→ **Problem to solve**:
Please copy out the listing below in full and exactly.

• • • •

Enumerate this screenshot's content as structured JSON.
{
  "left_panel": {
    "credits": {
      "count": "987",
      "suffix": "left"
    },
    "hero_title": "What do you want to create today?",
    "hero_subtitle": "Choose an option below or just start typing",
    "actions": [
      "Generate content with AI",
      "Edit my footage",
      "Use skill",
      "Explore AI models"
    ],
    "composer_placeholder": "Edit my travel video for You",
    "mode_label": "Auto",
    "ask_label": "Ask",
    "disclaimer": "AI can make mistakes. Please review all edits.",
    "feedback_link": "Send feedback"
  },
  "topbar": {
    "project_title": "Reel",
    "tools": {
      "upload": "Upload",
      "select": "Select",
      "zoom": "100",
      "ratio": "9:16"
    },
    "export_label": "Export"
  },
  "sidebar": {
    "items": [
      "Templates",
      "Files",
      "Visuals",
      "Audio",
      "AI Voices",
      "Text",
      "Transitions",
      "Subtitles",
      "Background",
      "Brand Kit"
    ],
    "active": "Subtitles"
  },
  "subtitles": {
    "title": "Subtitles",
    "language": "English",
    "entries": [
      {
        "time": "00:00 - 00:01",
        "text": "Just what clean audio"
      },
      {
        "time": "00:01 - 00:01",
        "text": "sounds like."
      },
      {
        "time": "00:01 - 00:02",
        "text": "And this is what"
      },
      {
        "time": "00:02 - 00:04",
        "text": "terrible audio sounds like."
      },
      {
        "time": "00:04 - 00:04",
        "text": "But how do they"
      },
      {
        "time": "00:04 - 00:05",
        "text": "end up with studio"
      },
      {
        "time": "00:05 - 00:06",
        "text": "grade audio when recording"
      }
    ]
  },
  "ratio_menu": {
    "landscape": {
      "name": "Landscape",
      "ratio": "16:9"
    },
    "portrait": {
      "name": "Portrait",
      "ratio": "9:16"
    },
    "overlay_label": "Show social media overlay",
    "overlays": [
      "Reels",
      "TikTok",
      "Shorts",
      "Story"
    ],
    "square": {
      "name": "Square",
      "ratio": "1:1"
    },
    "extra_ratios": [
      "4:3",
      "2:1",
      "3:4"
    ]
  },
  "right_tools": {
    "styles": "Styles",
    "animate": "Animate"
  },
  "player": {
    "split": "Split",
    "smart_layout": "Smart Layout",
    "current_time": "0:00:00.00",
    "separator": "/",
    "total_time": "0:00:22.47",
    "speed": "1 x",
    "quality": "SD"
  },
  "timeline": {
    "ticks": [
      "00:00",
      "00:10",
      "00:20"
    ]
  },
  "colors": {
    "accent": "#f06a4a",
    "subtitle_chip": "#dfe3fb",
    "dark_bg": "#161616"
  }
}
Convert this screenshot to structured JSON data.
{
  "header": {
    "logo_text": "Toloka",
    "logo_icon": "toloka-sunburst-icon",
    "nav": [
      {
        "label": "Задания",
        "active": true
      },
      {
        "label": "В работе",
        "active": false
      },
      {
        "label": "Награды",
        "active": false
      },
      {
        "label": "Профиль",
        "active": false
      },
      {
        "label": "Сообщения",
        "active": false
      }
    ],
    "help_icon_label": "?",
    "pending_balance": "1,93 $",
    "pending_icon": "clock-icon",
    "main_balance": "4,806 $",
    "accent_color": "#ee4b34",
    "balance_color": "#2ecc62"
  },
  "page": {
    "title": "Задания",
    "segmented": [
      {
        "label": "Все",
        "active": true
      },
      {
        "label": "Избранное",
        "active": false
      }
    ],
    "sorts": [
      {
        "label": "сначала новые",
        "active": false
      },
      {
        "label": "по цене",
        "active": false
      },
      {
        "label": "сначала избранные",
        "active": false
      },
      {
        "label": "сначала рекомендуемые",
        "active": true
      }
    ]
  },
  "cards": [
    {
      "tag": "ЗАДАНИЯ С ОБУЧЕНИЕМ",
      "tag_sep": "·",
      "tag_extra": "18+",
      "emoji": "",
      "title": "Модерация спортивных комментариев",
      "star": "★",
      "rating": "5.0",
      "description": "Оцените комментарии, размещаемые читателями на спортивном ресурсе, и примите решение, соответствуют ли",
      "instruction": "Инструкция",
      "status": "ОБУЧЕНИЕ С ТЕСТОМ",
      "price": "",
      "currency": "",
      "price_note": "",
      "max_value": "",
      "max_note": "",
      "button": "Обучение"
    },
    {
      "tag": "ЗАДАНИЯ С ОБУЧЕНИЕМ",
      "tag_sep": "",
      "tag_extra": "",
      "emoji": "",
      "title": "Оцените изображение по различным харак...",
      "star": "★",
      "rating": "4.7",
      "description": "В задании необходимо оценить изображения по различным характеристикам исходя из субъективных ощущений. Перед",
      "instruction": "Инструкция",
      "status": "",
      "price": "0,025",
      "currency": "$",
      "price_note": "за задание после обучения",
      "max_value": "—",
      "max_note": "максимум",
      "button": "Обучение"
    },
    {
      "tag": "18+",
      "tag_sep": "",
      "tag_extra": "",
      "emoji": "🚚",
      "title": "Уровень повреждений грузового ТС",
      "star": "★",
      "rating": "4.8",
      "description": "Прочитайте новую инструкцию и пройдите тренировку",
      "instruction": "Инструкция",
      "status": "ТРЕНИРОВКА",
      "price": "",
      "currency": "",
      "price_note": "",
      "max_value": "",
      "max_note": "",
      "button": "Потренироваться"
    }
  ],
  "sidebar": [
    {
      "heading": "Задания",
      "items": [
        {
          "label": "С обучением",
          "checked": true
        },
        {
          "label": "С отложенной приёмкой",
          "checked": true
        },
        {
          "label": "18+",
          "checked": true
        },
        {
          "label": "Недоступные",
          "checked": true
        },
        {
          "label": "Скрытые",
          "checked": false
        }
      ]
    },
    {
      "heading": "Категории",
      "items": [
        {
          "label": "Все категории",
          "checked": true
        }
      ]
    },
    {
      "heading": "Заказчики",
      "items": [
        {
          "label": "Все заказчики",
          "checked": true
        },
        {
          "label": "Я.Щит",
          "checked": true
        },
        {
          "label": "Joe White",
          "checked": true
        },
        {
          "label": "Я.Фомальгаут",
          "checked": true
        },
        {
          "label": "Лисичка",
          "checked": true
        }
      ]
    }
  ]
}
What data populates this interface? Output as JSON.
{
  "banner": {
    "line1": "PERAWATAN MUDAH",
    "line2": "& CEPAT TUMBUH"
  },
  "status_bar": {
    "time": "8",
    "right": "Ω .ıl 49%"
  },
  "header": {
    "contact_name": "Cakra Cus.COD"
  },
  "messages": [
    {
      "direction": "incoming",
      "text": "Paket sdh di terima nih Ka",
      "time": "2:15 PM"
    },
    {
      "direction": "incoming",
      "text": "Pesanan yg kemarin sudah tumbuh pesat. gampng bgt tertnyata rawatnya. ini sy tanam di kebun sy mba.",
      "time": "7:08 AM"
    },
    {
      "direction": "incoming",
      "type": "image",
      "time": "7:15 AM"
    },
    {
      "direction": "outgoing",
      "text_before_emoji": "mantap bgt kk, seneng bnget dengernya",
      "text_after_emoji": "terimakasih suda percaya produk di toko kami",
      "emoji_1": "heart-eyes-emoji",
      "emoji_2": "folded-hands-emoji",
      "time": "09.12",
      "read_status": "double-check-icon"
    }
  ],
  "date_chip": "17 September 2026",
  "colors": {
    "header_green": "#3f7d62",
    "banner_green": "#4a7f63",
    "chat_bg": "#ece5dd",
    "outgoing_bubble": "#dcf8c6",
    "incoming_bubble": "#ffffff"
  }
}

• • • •

→ **Reply to the task**:
Enumerate this screenshot's content as structured JSON.
{
  "left_panel": {
    "credits": {
      "count": "987",
      "suffix": "left"
    },
    "hero_title": "What do you want to create today?",
    "hero_subtitle": "Choose an option below or just start typing",
    "actions": [
      "Generate content with AI",
      "Edit my footage",
      "Use skill",
      "Explore AI models"
    ],
    "composer_placeholder": "Edit my travel video for You",
    "mode_label": "Auto",
    "ask_label": "Ask",
    "disclaimer": "AI can make mistakes. Please review all edits.",
    "feedback_link": "Send feedback"
  },
  "topbar": {
    "project_title": "Reel",
    "tools": {
      "upload": "Upload",
      "select": "Select",
      "zoom": "100",
      "ratio": "9:16"
    },
    "export_label": "Export"
  },
  "sidebar": {
    "items": [
      "Templates",
      "Files",
      "Visuals",
      "Audio",
      "AI Voices",
      "Text",
      "Transitions",
      "Subtitles",
      "Background",
      "Brand Kit"
    ],
    "active": "Subtitles"
  },
  "subtitles": {
    "title": "Subtitles",
    "language": "English",
    "entries": [
      {
        "time": "00:00 - 00:01",
        "text": "Just what clean audio"
      },
      {
        "time": "00:01 - 00:01",
        "text": "sounds like."
      },
      {
        "time": "00:01 - 00:02",
        "text": "And this is what"
      },
      {
        "time": "00:02 - 00:04",
        "text": "terrible audio sounds like."
      },
      {
        "time": "00:04 - 00:04",
        "text": "But how do they"
      },
      {
        "time": "00:04 - 00:05",
        "text": "end up with studio"
      },
      {
        "time": "00:05 - 00:06",
        "text": "grade audio when recording"
      }
    ]
  },
  "ratio_menu": {
    "landscape": {
      "name": "Landscape",
      "ratio": "16:9"
    },
    "portrait": {
      "name": "Portrait",
      "ratio": "9:16"
    },
    "overlay_label": "Show social media overlay",
    "overlays": [
      "Reels",
      "TikTok",
      "Shorts",
      "Story"
    ],
    "square": {
      "name": "Square",
      "ratio": "1:1"
    },
    "extra_ratios": [
      "4:3",
      "2:1",
      "3:4"
    ]
  },
  "right_tools": {
    "styles": "Styles",
    "animate": "Animate"
  },
  "player": {
    "split": "Split",
    "smart_layout": "Smart Layout",
    "current_time": "0:00:00.00",
    "separator": "/",
    "total_time": "0:00:22.47",
    "speed": "1 x",
    "quality": "SD"
  },
  "timeline": {
    "ticks": [
      "00:00",
      "00:10",
      "00:20"
    ]
  },
  "colors": {
    "accent": "#f06a4a",
    "subtitle_chip": "#dfe3fb",
    "dark_bg": "#161616"
  }
}
Convert this screenshot to structured JSON data.
{
  "header": {
    "logo_text": "Toloka",
    "logo_icon": "toloka-sunburst-icon",
    "nav": [
      {
        "label": "Задания",
        "active": true
      },
      {
        "label": "В работе",
        "active": false
      },
      {
        "label": "Награды",
        "active": false
      },
      {
        "label": "Профиль",
        "active": false
      },
      {
        "label": "Сообщения",
        "active": false
      }
    ],
    "help_icon_label": "?",
    "pending_balance": "1,93 $",
    "pending_icon": "clock-icon",
    "main_balance": "4,806 $",
    "accent_color": "#ee4b34",
    "balance_color": "#2ecc62"
  },
  "page": {
    "title": "Задания",
    "segmented": [
      {
        "label": "Все",
        "active": true
      },
      {
        "label": "Избранное",
        "active": false
      }
    ],
    "sorts": [
      {
        "label": "сначала новые",
        "active": false
      },
      {
        "label": "по цене",
        "active": false
      },
      {
        "label": "сначала избранные",
        "active": false
      },
      {
        "label": "сначала рекомендуемые",
        "active": true
      }
    ]
  },
  "cards": [
    {
      "tag": "ЗАДАНИЯ С ОБУЧЕНИЕМ",
      "tag_sep": "·",
      "tag_extra": "18+",
      "emoji": "",
      "title": "Модерация спортивных комментариев",
      "star": "★",
      "rating": "5.0",
      "description": "Оцените комментарии, размещаемые читателями на спортивном ресурсе, и примите решение, соответствуют ли",
      "instruction": "Инструкция",
      "status": "ОБУЧЕНИЕ С ТЕСТОМ",
      "price": "",
      "currency": "",
      "price_note": "",
      "max_value": "",
      "max_note": "",
      "button": "Обучение"
    },
    {
      "tag": "ЗАДАНИЯ С ОБУЧЕНИЕМ",
      "tag_sep": "",
      "tag_extra": "",
      "emoji": "",
      "title": "Оцените изображение по различным харак...",
      "star": "★",
      "rating": "4.7",
      "description": "В задании необходимо оценить изображения по различным характеристикам исходя из субъективных ощущений. Перед",
      "instruction": "Инструкция",
      "status": "",
      "price": "0,025",
      "currency": "$",
      "price_note": "за задание после обучения",
      "max_value": "—",
      "max_note": "максимум",
      "button": "Обучение"
    },
    {
      "tag": "18+",
      "tag_sep": "",
      "tag_extra": "",
      "emoji": "🚚",
      "title": "Уровень повреждений грузового ТС",
      "star": "★",
      "rating": "4.8",
      "description": "Прочитайте новую инструкцию и пройдите тренировку",
      "instruction": "Инструкция",
      "status": "ТРЕНИРОВКА",
      "price": "",
      "currency": "",
      "price_note": "",
      "max_value": "",
      "max_note": "",
      "button": "Потренироваться"
    }
  ],
  "sidebar": [
    {
      "heading": "Задания",
      "items": [
        {
          "label": "С обучением",
          "checked": true
        },
        {
          "label": "С отложенной приёмкой",
          "checked": true
        },
        {
          "label": "18+",
          "checked": true
        },
        {
          "label": "Недоступные",
          "checked": true
        },
        {
          "label": "Скрытые",
          "checked": false
        }
      ]
    },
    {
      "heading": "Категории",
      "items": [
        {
          "label": "Все категории",
          "checked": true
        }
      ]
    },
    {
      "heading": "Заказчики",
      "items": [
        {
          "label": "Все заказчики",
          "checked": true
        },
        {
          "label": "Я.Щит",
          "checked": true
        },
        {
          "label": "Joe White",
          "checked": true
        },
        {
          "label": "Я.Фомальгаут",
          "checked": true
        },
        {
          "label": "Лисичка",
          "checked": true
        }
      ]
    }
  ]
}
What data populates this interface? Output as JSON.
{
  "banner": {
    "line1": "PERAWATAN MUDAH",
    "line2": "& CEPAT TUMBUH"
  },
  "status_bar": {
    "time": "8",
    "right": "Ω .ıl 49%"
  },
  "header": {
    "contact_name": "Cakra Cus.COD"
  },
  "messages": [
    {
      "direction": "incoming",
      "text": "Paket sdh di terima nih Ka",
      "time": "2:15 PM"
    },
    {
      "direction": "incoming",
      "text": "Pesanan yg kemarin sudah tumbuh pesat. gampng bgt tertnyata rawatnya. ini sy tanam di kebun sy mba.",
      "time": "7:08 AM"
    },
    {
      "direction": "incoming",
      "type": "image",
      "time": "7:15 AM"
    },
    {
      "direction": "outgoing",
      "text_before_emoji": "mantap bgt kk, seneng bnget dengernya",
      "text_after_emoji": "terimakasih suda percaya produk di toko kami",
      "emoji_1": "heart-eyes-emoji",
      "emoji_2": "folded-hands-emoji",
      "time": "09.12",
      "read_status": "double-check-icon"
    }
  ],
  "date_chip": "17 September 2026",
  "colors": {
    "header_green": "#3f7d62",
    "banner_green": "#4a7f63",
    "chat_bg": "#ece5dd",
    "outgoing_bubble": "#dcf8c6",
    "incoming_bubble": "#ffffff"
  }
}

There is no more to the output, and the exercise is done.